Photo of Lindsay Bridge

In May 2014, Lindsay Bridge was admitted to Mount Sinai Hospital.  Lindsay had been diagnosed as a teen with Antiphospholipid Antibody Syndrome, an autoimmune disorder where blood clots can form in the body’s arteries and veins. As an adult, even though the disorder had not been active in years, her symptoms returned fast and hard while Lindsay was pregnant, causing a number of complications, including HELPP syndrome and pre-eclampsia. She delivered her daughter at 26 weeks.

This rollercoaster turned out to be just the beginning for Lindsay. “After delivering my daughter, I was a complex mess,” she says. Her health had declined, and she experienced strokes, internal bleeding, infections, chronic pain, and ultimately, kidney failure, all leading to Lindsay staying at Mount Sinai for over two years.

In working towards recovery, Lindsay also had a new problem to deal with. The prolonged use of prescribed opioids meant her body was accustomed to an increasingly – and sometimes alarmingly – high dose in order to manage her pain.  This is where, as Lindsay says, the nurses and doctors came to put her back together again.

Lindsay came under the care of the Wasser Pain Management Centre, and worked closely with Dr. David Flamer, the Centre’s associate director and Leah Pink, nurse practitioner, to find a way to taper her use of opioids. “Dr. Flamer worked so hard to find solutions, to shepherd me through this journey with compassion and honesty. He told me that he believed I could get off of opioids, and that made me believe it, too.”

The Wasser Pain Management Centre provides patient care, education and research in the area of chronic, disabling pain disorders. With both an outpatient chronic pain clinic and inpatient consult service, the Centre is uniquely situated to work with a wide variety of patients, from those experiencing chronic pain, to managing pain after surgery, to patients like Lindsay, experiencing complex conditions, where pain management options may be limited. In June, the clinic is launching the Transitional Pain Service (TPS) program. This program will allow for early interventions in patients who have had recent surgery, to minimize the likelihood of progressing to chronic pain, and to ensure an appropriate and safe amount of pain medication is prescribed in the recovery period.
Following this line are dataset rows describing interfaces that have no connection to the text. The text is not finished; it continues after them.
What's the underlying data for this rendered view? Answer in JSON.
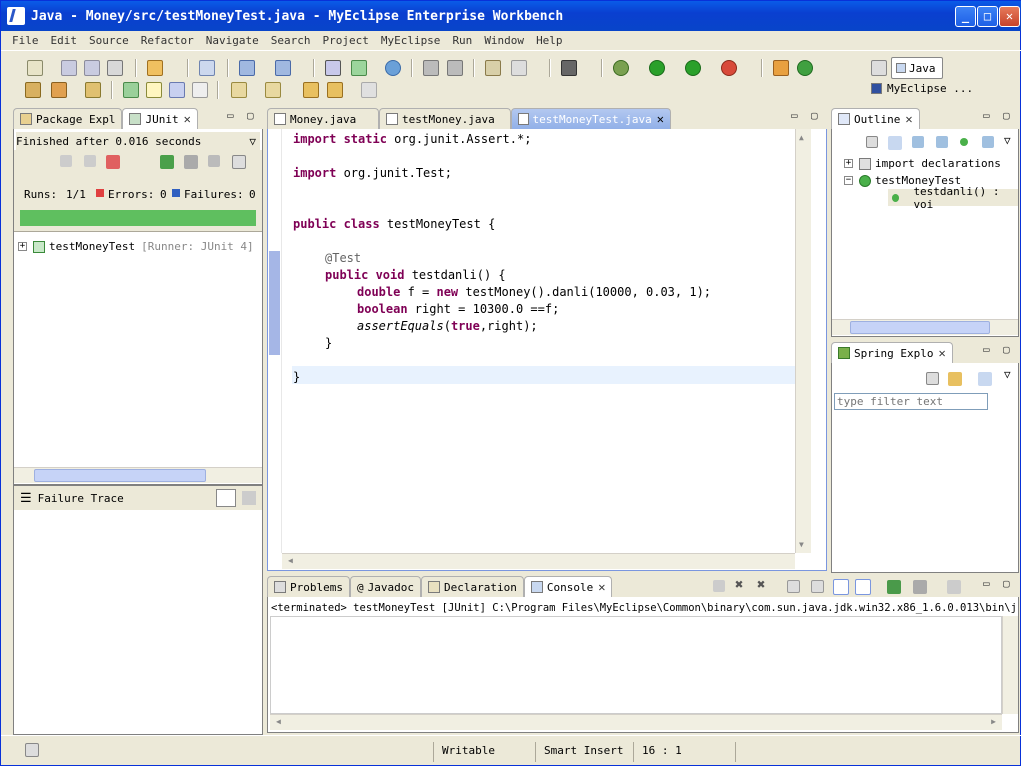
{
  "window": {
    "title": "Java - Money/src/testMoneyTest.java - MyEclipse Enterprise Workbench"
  },
  "menu": [
    "File",
    "Edit",
    "Source",
    "Refactor",
    "Navigate",
    "Search",
    "Project",
    "MyEclipse",
    "Run",
    "Window",
    "Help"
  ],
  "perspectives": {
    "java": "Java",
    "myeclipse": "MyEclipse ..."
  },
  "left": {
    "tabs": [
      "Package Expl",
      "JUnit"
    ],
    "status": "Finished after 0.016 seconds",
    "runs_label": "Runs:",
    "runs": "1/1",
    "errors_label": "Errors:",
    "errors": "0",
    "failures_label": "Failures:",
    "failures": "0",
    "bar_color": "#5fbf5f",
    "tree_item": "testMoneyTest",
    "tree_runner": "[Runner: JUnit 4]",
    "trace_title": "Failure Trace"
  },
  "editor": {
    "tabs": [
      "Money.java",
      "testMoney.java",
      "testMoneyTest.java"
    ],
    "lines": [
      {
        "kw": "import static",
        "rest": " org.junit.Assert.*;"
      },
      {
        "kw": "import",
        "rest": " org.junit.Test;"
      },
      {
        "kw": "public class",
        "rest": " testMoneyTest {"
      },
      {
        "an": "@Test"
      },
      {
        "kw": "public void",
        "rest": " testdanli() {"
      },
      {
        "kw": "double",
        "rest": " f = ",
        "kw2": "new",
        "rest2": " testMoney().danli(10000, 0.03, 1);"
      },
      {
        "kw": "boolean",
        "rest": " right = 10300.0 ==f;"
      },
      {
        "it": "assertEquals",
        "rest": "(",
        "kw2": "true",
        "rest2": ",right);"
      },
      {
        "rest": "}"
      },
      {
        "rest": "}"
      }
    ]
  },
  "outline": {
    "tab": "Outline",
    "items": [
      "import declarations",
      "testMoneyTest",
      "testdanli() : voi"
    ]
  },
  "spring": {
    "tab": "Spring Explo",
    "filter_placeholder": "type filter text"
  },
  "bottom": {
    "tabs": [
      "Problems",
      "Javadoc",
      "Declaration",
      "Console"
    ],
    "console_line": "<terminated> testMoneyTest [JUnit] C:\\Program Files\\MyEclipse\\Common\\binary\\com.sun.java.jdk.win32.x86_1.6.0.013\\bin\\javaw.ex"
  },
  "status": {
    "writable": "Writable",
    "insert": "Smart Insert",
    "position": "16 : 1"
  }
}
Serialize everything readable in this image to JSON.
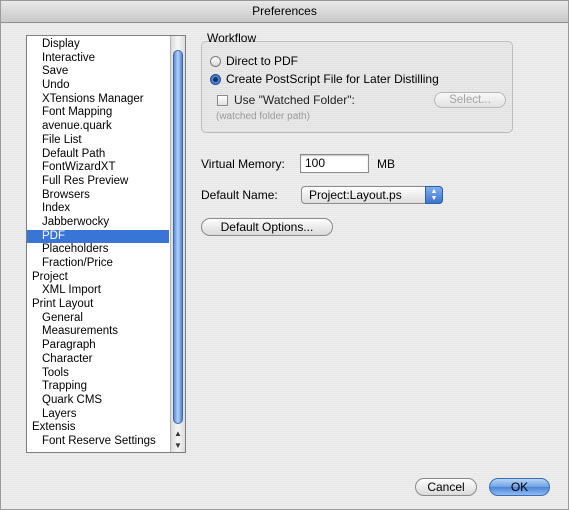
{
  "window": {
    "title": "Preferences"
  },
  "sidebar": {
    "items": [
      {
        "label": "Display",
        "level": 1,
        "selected": false
      },
      {
        "label": "Interactive",
        "level": 1,
        "selected": false
      },
      {
        "label": "Save",
        "level": 1,
        "selected": false
      },
      {
        "label": "Undo",
        "level": 1,
        "selected": false
      },
      {
        "label": "XTensions Manager",
        "level": 1,
        "selected": false
      },
      {
        "label": "Font Mapping",
        "level": 1,
        "selected": false
      },
      {
        "label": "avenue.quark",
        "level": 1,
        "selected": false
      },
      {
        "label": "File List",
        "level": 1,
        "selected": false
      },
      {
        "label": "Default Path",
        "level": 1,
        "selected": false
      },
      {
        "label": "FontWizardXT",
        "level": 1,
        "selected": false
      },
      {
        "label": "Full Res Preview",
        "level": 1,
        "selected": false
      },
      {
        "label": "Browsers",
        "level": 1,
        "selected": false
      },
      {
        "label": "Index",
        "level": 1,
        "selected": false
      },
      {
        "label": "Jabberwocky",
        "level": 1,
        "selected": false
      },
      {
        "label": "PDF",
        "level": 1,
        "selected": true
      },
      {
        "label": "Placeholders",
        "level": 1,
        "selected": false
      },
      {
        "label": "Fraction/Price",
        "level": 1,
        "selected": false
      },
      {
        "label": "Project",
        "level": 0,
        "selected": false
      },
      {
        "label": "XML Import",
        "level": 1,
        "selected": false
      },
      {
        "label": "Print Layout",
        "level": 0,
        "selected": false
      },
      {
        "label": "General",
        "level": 1,
        "selected": false
      },
      {
        "label": "Measurements",
        "level": 1,
        "selected": false
      },
      {
        "label": "Paragraph",
        "level": 1,
        "selected": false
      },
      {
        "label": "Character",
        "level": 1,
        "selected": false
      },
      {
        "label": "Tools",
        "level": 1,
        "selected": false
      },
      {
        "label": "Trapping",
        "level": 1,
        "selected": false
      },
      {
        "label": "Quark CMS",
        "level": 1,
        "selected": false
      },
      {
        "label": "Layers",
        "level": 1,
        "selected": false
      },
      {
        "label": "Extensis",
        "level": 0,
        "selected": false
      },
      {
        "label": "Font Reserve Settings",
        "level": 1,
        "selected": false
      }
    ]
  },
  "workflow": {
    "label": "Workflow",
    "direct_pdf": "Direct to PDF",
    "postscript": "Create PostScript File for Later Distilling",
    "selected_option": "postscript",
    "watched_folder_label": "Use \"Watched Folder\":",
    "watched_folder_checked": false,
    "select_button": "Select...",
    "path_hint": "(watched folder path)"
  },
  "virtual_memory": {
    "label": "Virtual Memory:",
    "value": "100",
    "unit": "MB"
  },
  "default_name": {
    "label": "Default Name:",
    "value": "Project:Layout.ps"
  },
  "buttons": {
    "default_options": "Default Options...",
    "cancel": "Cancel",
    "ok": "OK"
  },
  "icons": {
    "popup_arrows": "up-down-arrows-icon",
    "scroll_up": "triangle-up-icon",
    "scroll_down": "triangle-down-icon",
    "radio": "radio-button-icon",
    "checkbox": "checkbox-icon"
  },
  "colors": {
    "selection": "#3875d7",
    "accent": "#4a85d8"
  }
}
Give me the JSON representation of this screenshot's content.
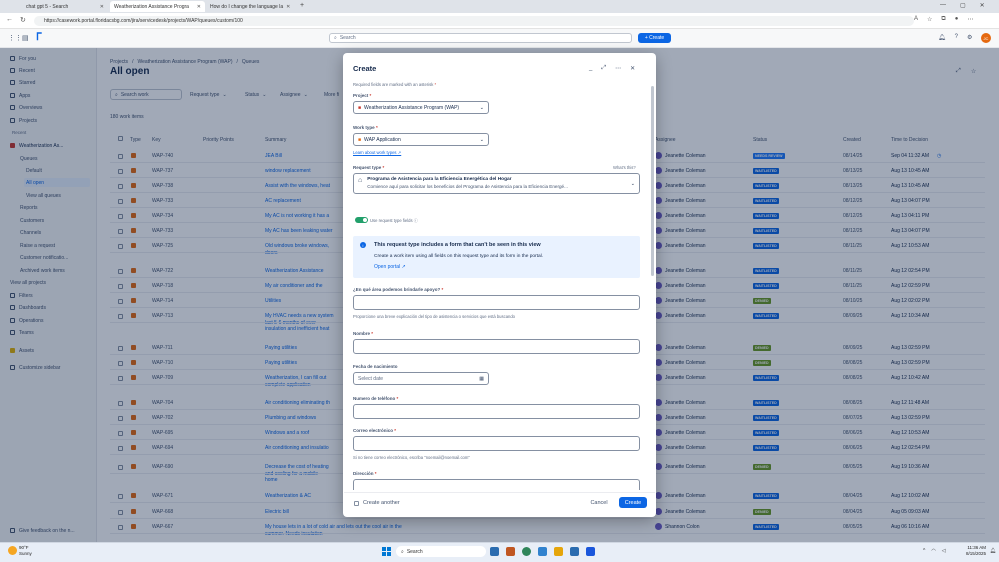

“The Transitional Pain Service is designed to help patients recover from surgery, providing comfort knowing that they are prescribed an appropriate amount of pain medication and that they have access to our team in case there are issues with pain during recovery,” says Dr. Flamer. “We will help patients manage their pain and minimize the risk of being dependent on these medications in the long-term, which is a concern for many patients.  A program like this is vital for helping patients like Lindsay receive compassionate and timely care.”

“The whole process of weaning off of opioids was completely collaborative,” says Lindsay. “They let me drive the whole process, and I was in control of what happened when. By understanding that I could overcome this addiction, I felt very empowered and motivated to do the hard work.”

And the promise of cupcakes may have helped.

“Dr. Flamer asked me one day if I liked cupcakes. And I said “of course,” she remembers with a big laugh. “And he promised me a celebration to mark the end of this journey, and he held his word.”

At the end of March, Dr. Flamer, and others from across Mount Sinai, joined Lindsay to mark the end of her reliance on opioids for pain management, and to mark new beginnings in her health care journey. “Being able to work as a part of a team made all the difference for me. And the celebration was so meaningful.”

Today, Lindsay is out of the hospital, and her and her husband are gearing up to take their daughter, now almost five years old, to Disney World. Her health is improving, and her health care team is considering the possibility of a kidney transplant in the future.

Reflecting on her time at the hospital, Lindsay says, “my stay at Mount Sinai was a scary time, but with such a close community, it became manageable. Every day I feel grateful for the incredible care that I received there.”

Learn more about the Wasser Pain Management Centre here.